WASHINGTON COUNTY - Counties hit hard by Hurricane Michael received a relief last week - Gov. Ron DeSantis announced a two week extension for debris removal.

Still, county officials are sticking to the deadlines previously set forth by the state until more clarification comes.

"At this time, it's just a tough situation," said Washington County Board of County Commissioners Chairman Tray Hawkins. "We appreciate everything the state has done. We have not taken out any additional loans, and that's strictly due to the state's help."

The final debris pass was slated for April 15, but has been extended to May 1.

However, that does not necessarily mean the deadline to have the dumping sites cleaned up and closed out, and invoices prepared, has changed, Hawkins noted.

"Our time frame is still the same. The county is still shooting for the last day in May," Hawkins said. "We're waiting on clarification from the state."

It's also important to note that the county is prepared to pick up what is already on the right of way according to the March 15 deadline, meaning, residents should not view the additional two weeks extension as an opportunity to add more debris.

More than a half of a million cubic yards of debris in the county has been hauled since the storm.

Gov. DeSantis has proven to be a faithful friend of the Panhandle survivor communities.

Earlier this year, the governor announced the Federal Emergency Management Agency would extend the days of full reimbursement for debris clean up from five to 45 days. The pronouncement came after he met with President Donald Trump that same week at the White House to discuss the struggles of the Panhandle areas impacted by Hurricane Michael.

On March 29, he announced that FDOT will receive $9.8 million from FEMA to reimburse the cost of debris cleanup in Jackson County.

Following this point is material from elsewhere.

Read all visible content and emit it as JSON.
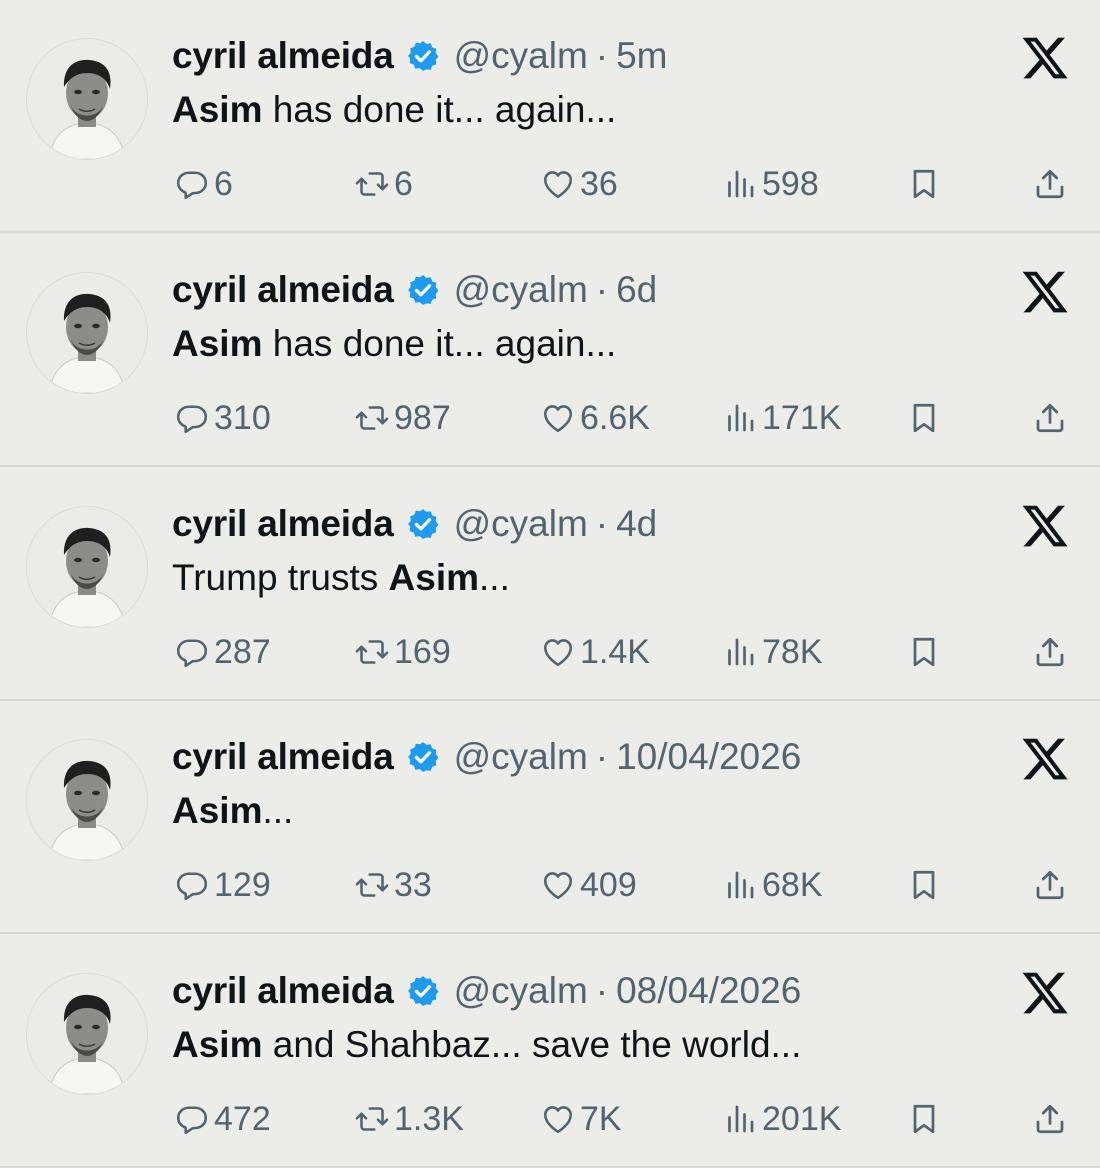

"We're thankful for any additional hours they give us to close out the sites," Hawkins added. "We understand the situation we're in."